_What you have to do_
The records below must be returned exactly, with every picture left out.

_Records drawn from a dataset_
▬▬▬▬▬▬▬▬▬▬
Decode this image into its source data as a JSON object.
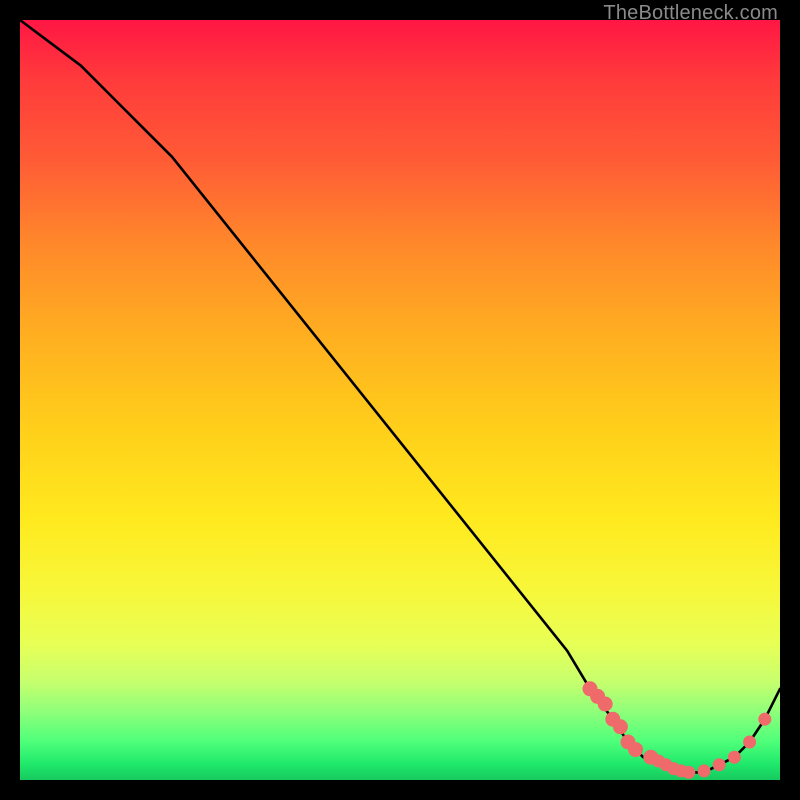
{
  "watermark": "TheBottleneck.com",
  "colors": {
    "line": "#000000",
    "marker": "#ef6a6a",
    "background_frame": "#000000"
  },
  "chart_data": {
    "type": "line",
    "title": "",
    "xlabel": "",
    "ylabel": "",
    "xlim": [
      0,
      100
    ],
    "ylim": [
      0,
      100
    ],
    "x": [
      0,
      4,
      8,
      12,
      16,
      20,
      24,
      28,
      32,
      36,
      40,
      44,
      48,
      52,
      56,
      60,
      64,
      68,
      72,
      75,
      78,
      80,
      82,
      84,
      86,
      88,
      90,
      92,
      94,
      96,
      98,
      100
    ],
    "values": [
      100,
      97,
      94,
      90,
      86,
      82,
      77,
      72,
      67,
      62,
      57,
      52,
      47,
      42,
      37,
      32,
      27,
      22,
      17,
      12,
      8,
      5,
      3,
      2,
      1,
      1,
      1,
      2,
      3,
      5,
      8,
      12
    ],
    "markers": {
      "x": [
        75,
        76,
        77,
        78,
        79,
        80,
        81,
        83,
        84,
        85,
        86,
        87,
        88,
        90,
        92,
        94,
        96,
        98
      ],
      "y": [
        12,
        11,
        10,
        8,
        7,
        5,
        4,
        3,
        2.5,
        2,
        1.5,
        1.2,
        1,
        1.2,
        2,
        3,
        5,
        8
      ]
    }
  }
}
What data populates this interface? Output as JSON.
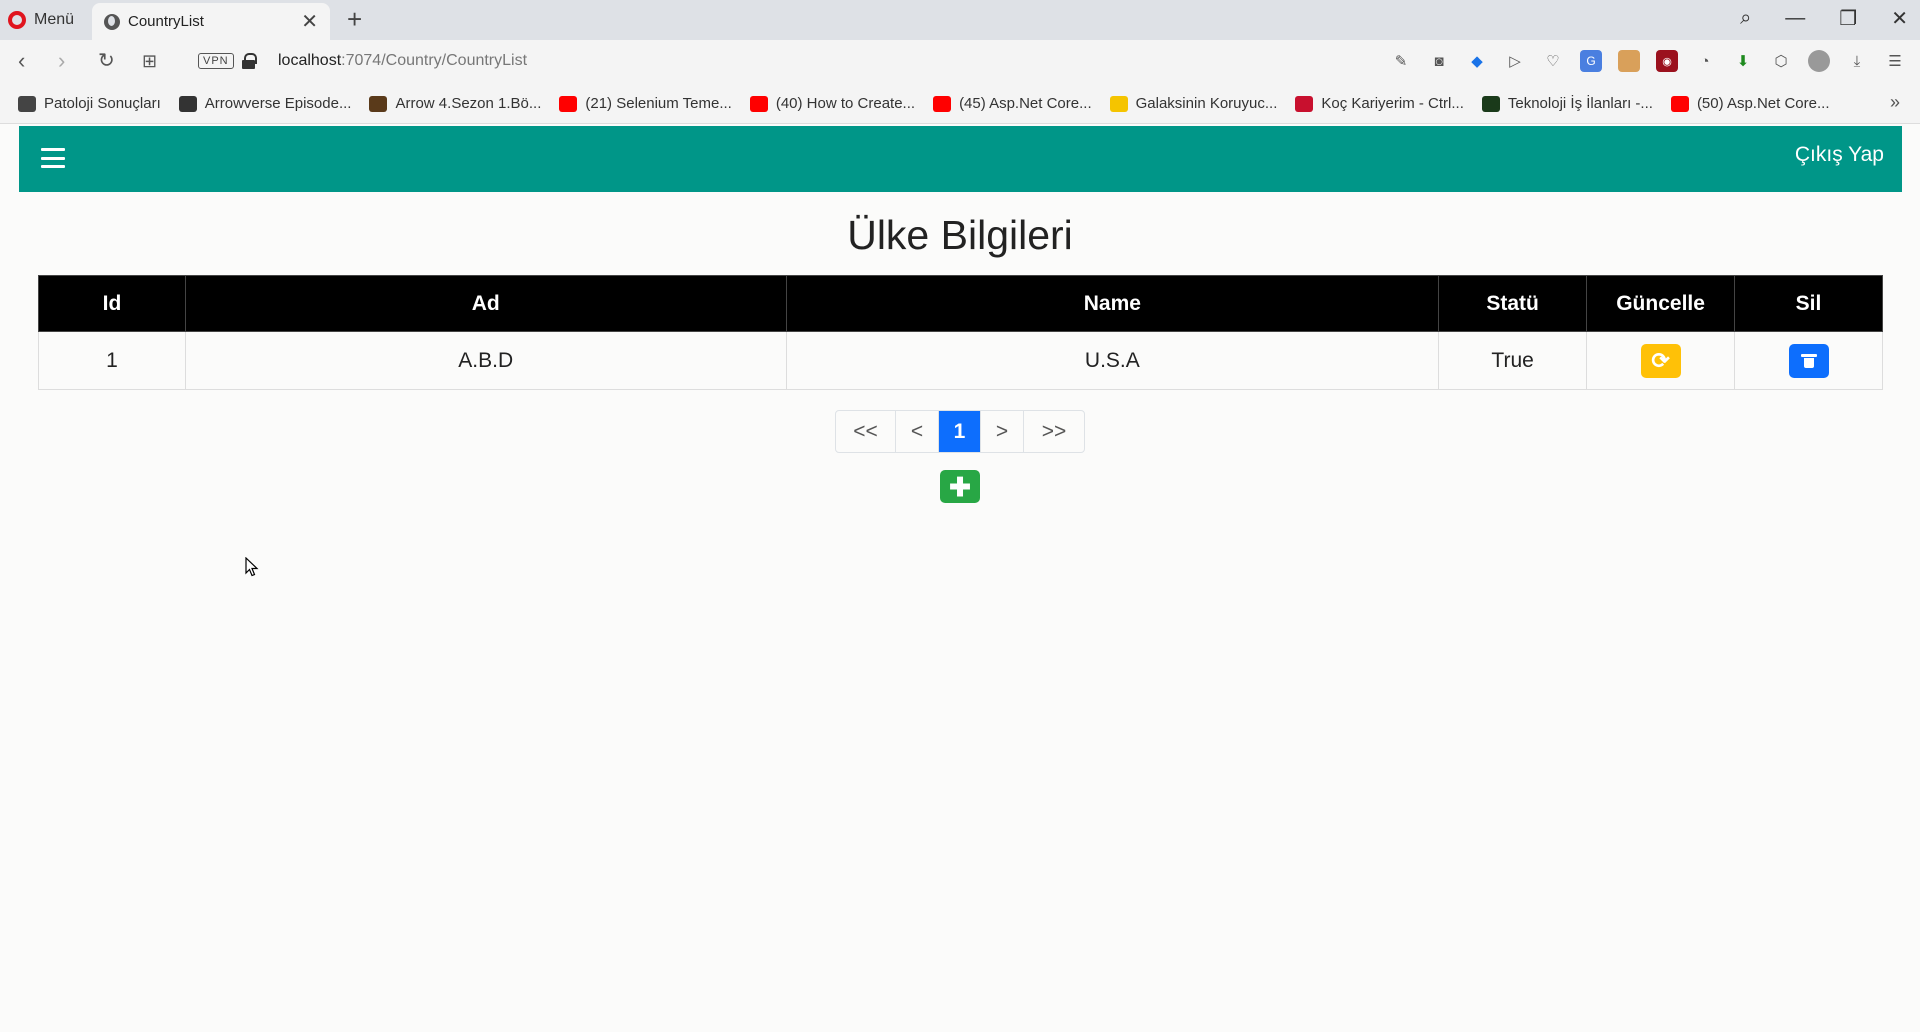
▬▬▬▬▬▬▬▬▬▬
_Expected output_
Decode this image into its source data as a JSON object.
{
  "watermark": "TheBottleneck.com",
  "colors": {
    "line": "#000000",
    "marker": "#ef6a6a",
    "background_frame": "#000000"
  },
  "chart_data": {
    "type": "line",
    "title": "",
    "xlabel": "",
    "ylabel": "",
    "xlim": [
      0,
      100
    ],
    "ylim": [
      0,
      100
    ],
    "x": [
      0,
      4,
      8,
      12,
      16,
      20,
      24,
      28,
      32,
      36,
      40,
      44,
      48,
      52,
      56,
      60,
      64,
      68,
      72,
      75,
      78,
      80,
      82,
      84,
      86,
      88,
      90,
      92,
      94,
      96,
      98,
      100
    ],
    "values": [
      100,
      97,
      94,
      90,
      86,
      82,
      77,
      72,
      67,
      62,
      57,
      52,
      47,
      42,
      37,
      32,
      27,
      22,
      17,
      12,
      8,
      5,
      3,
      2,
      1,
      1,
      1,
      2,
      3,
      5,
      8,
      12
    ],
    "markers": {
      "x": [
        75,
        76,
        77,
        78,
        79,
        80,
        81,
        83,
        84,
        85,
        86,
        87,
        88,
        90,
        92,
        94,
        96,
        98
      ],
      "y": [
        12,
        11,
        10,
        8,
        7,
        5,
        4,
        3,
        2.5,
        2,
        1.5,
        1.2,
        1,
        1.2,
        2,
        3,
        5,
        8
      ]
    }
  }
}
What data populates this interface? Output as JSON.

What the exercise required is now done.